I had the special glittery bag that says “Girls Rule” to show my girls how to conceal their feminine products so they wouldn’t get embarrassed when they had to go to the bathroom.
I gave my girls a code word, “pineapple”, that they could use in case they ever needed a pad.
I had the relationships with these girls to make this uncomfortable conversation a lot less uncomfortable. They felt safe. They opened up. They listened to each other and were comfortable talking about this topic that should NEVER be uncomfortable.
But, I still didn’t have enough.
While these girls had me, that’s all they had. They didn’t have to supportive mom to run home to and talk about their day. They didn’t have a church group to go to after school where they felt a sense of community. They didn’t have cheer practice, or basketball practice, or a coach that they were supported by.
They had me. Just me and I was about to find out how hard that would be on them.
Especially for one little 4th grade girl.
One Tuesday a few weeks later, one of my girls came up to me with big tears in her eyes. “Pineapple” she whispers as she swallows her tears back and I jump into action. I grab my “Girls Rule” bag, I hand it to her, and she looks down and the flood gates open.
“I don’t know what to do.”
Those words stung me not only as a teacher, but also as a woman. I know the feeling of feeling lost and it was not what this girl was going to experience if I could have something to do with it. Luckily, I was able to have my neighbor teacher watch my kids for a moment so I could sneak away and help my poor tearful girl with her first ever experience with mensuration. I walked her through what to do with a pad through a closed door, trying to talk as quietly as I could so that others couldn’t hear, but also trying to talk as loudly and calmly as I could so I could be heard through a 3 in thick wooden door in hopes of actually being helpful and supportive as I know how alone she was feeling.
She came out of the bathroom still crying but needing the biggest hug I could give her- and that’s what we did. I hugged her until she was ready to let go. “Thank you” she said like I was trying to do her a favor. I reminded her that she never needs to thank me for caring about her.
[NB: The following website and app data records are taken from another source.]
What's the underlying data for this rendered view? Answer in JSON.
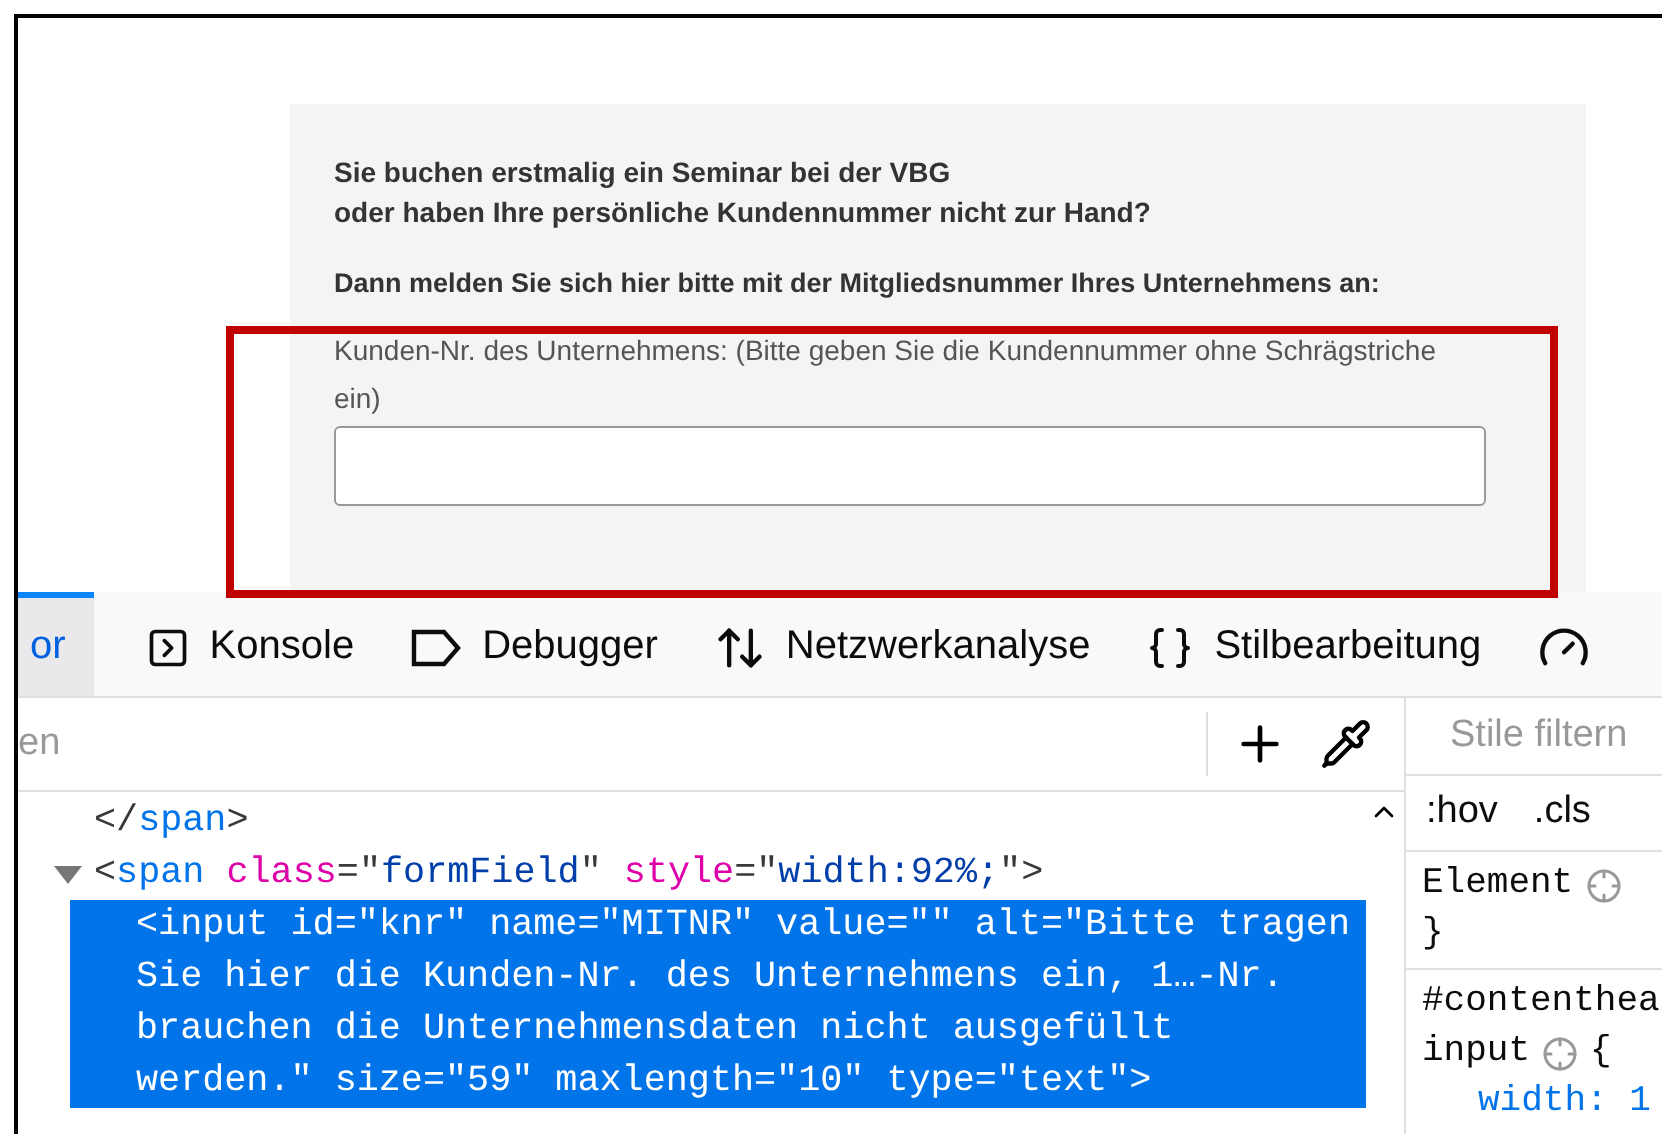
{
  "page": {
    "heading_lines": [
      "Sie buchen erstmalig ein Seminar bei der VBG",
      "oder haben Ihre persönliche Kundennummer nicht zur Hand?"
    ],
    "instruction": "Dann melden Sie sich hier bitte mit der Mitgliedsnummer Ihres Unternehmens an:",
    "field": {
      "label": "Kunden-Nr. des Unternehmens: (Bitte geben Sie die Kundennummer ohne Schrägstriche ein)",
      "highlighted": true
    }
  },
  "devtools": {
    "tabs": [
      {
        "kind": "inspector",
        "label": "or",
        "selected": true
      },
      {
        "kind": "console",
        "label": "Konsole",
        "selected": false
      },
      {
        "kind": "debugger",
        "label": "Debugger",
        "selected": false
      },
      {
        "kind": "network",
        "label": "Netzwerkanalyse",
        "selected": false
      },
      {
        "kind": "style",
        "label": "Stilbearbeitung",
        "selected": false
      },
      {
        "kind": "performance",
        "selected": false
      }
    ],
    "markup": {
      "search_placeholder": "en",
      "nodes": [
        {
          "selected": false,
          "tokens": [
            {
              "kind": "punct",
              "t": "</"
            },
            {
              "kind": "tag",
              "t": "span"
            },
            {
              "kind": "punct",
              "t": ">"
            }
          ]
        },
        {
          "selected": false,
          "expanded": true,
          "tokens": [
            {
              "kind": "punct",
              "t": "<"
            },
            {
              "kind": "tag",
              "t": "span"
            },
            {
              "kind": "attr",
              "t": " class"
            },
            {
              "kind": "punct",
              "t": "=\""
            },
            {
              "kind": "value",
              "t": "formField"
            },
            {
              "kind": "punct",
              "t": "\""
            },
            {
              "kind": "attr",
              "t": " style"
            },
            {
              "kind": "punct",
              "t": "=\""
            },
            {
              "kind": "value",
              "t": "width:92%;"
            },
            {
              "kind": "punct",
              "t": "\">"
            }
          ]
        },
        {
          "selected": true,
          "tokens": [
            {
              "t": "<input id=\"knr\" name=\"MITNR\" value=\"\" alt=\"Bitte tragen Sie hier die Kunden-Nr. des Unternehmens ein, 1…-Nr. brauchen die Unternehmensdaten nicht ausgefüllt werden.\" size=\"59\" maxlength=\"10\" type=\"text\">"
            }
          ]
        }
      ]
    },
    "rules": {
      "filter_placeholder": "Stile filtern",
      "toggles": [
        ":hov",
        ".cls"
      ],
      "blocks": [
        {
          "selector": "Element",
          "close": "}"
        },
        {
          "selector": "#contenthea",
          "selector2": "input",
          "open": "{",
          "decl": "width: 1"
        }
      ]
    }
  }
}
Before I sent her back to her math class, I told her that when she got home from school she needed tell her mom that she has started her period and that she needed to go to the store so that she would be prepared for the next 3-7 days.
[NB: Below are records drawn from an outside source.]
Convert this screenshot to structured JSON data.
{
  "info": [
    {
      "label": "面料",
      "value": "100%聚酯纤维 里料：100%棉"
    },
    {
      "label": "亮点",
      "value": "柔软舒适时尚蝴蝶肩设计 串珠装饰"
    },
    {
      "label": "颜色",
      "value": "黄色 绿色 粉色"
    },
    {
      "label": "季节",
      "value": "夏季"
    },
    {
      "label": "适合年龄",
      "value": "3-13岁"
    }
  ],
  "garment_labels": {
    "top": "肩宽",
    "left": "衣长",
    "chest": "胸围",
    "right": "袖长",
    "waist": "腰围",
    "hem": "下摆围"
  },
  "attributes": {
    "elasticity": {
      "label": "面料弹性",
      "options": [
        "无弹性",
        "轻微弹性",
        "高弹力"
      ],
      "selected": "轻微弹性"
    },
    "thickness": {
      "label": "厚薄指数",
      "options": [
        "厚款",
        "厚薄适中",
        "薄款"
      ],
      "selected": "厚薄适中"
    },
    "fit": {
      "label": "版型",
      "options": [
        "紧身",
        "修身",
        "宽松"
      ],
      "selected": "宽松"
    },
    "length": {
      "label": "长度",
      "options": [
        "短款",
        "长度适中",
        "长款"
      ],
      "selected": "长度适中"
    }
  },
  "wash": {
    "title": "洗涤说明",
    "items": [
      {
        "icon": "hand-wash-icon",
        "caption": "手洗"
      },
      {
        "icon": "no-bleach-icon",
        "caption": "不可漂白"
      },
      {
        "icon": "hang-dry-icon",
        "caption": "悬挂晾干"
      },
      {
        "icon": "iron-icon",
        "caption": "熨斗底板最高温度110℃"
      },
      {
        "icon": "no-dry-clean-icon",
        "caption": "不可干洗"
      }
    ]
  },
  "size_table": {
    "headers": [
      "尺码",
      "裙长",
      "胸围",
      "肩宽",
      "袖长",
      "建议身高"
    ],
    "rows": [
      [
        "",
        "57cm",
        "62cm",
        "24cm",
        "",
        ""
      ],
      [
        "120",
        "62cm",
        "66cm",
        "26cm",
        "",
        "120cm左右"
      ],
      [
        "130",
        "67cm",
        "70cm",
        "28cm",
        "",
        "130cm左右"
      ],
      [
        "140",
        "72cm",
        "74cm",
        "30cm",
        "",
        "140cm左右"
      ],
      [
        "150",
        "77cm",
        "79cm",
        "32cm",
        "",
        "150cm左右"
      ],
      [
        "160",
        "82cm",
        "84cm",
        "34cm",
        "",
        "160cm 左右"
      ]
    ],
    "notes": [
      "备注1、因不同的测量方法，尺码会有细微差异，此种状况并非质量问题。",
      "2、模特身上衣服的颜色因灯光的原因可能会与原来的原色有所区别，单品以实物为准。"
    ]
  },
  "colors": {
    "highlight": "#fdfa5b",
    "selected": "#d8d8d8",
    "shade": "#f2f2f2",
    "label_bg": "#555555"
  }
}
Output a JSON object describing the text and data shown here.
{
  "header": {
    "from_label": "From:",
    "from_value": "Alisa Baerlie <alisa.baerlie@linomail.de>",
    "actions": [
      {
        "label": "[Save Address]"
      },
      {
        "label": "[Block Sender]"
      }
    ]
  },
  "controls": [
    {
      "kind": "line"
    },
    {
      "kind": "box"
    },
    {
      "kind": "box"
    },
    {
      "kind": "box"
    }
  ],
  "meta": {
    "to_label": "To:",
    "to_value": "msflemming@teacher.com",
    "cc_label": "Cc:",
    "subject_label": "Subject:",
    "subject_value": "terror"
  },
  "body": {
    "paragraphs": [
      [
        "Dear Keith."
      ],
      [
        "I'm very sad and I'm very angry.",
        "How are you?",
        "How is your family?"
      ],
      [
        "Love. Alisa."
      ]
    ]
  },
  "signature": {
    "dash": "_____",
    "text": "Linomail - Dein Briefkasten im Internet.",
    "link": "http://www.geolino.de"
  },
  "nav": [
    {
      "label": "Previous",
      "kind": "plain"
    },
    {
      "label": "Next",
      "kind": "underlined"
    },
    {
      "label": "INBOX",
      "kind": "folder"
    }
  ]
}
Once she was ready to go back to class, she snuck in one more big bear hug and we averted a major life crisis. Or so I thought.
What happened the next day was when my heart broke for the first time.
To be continued.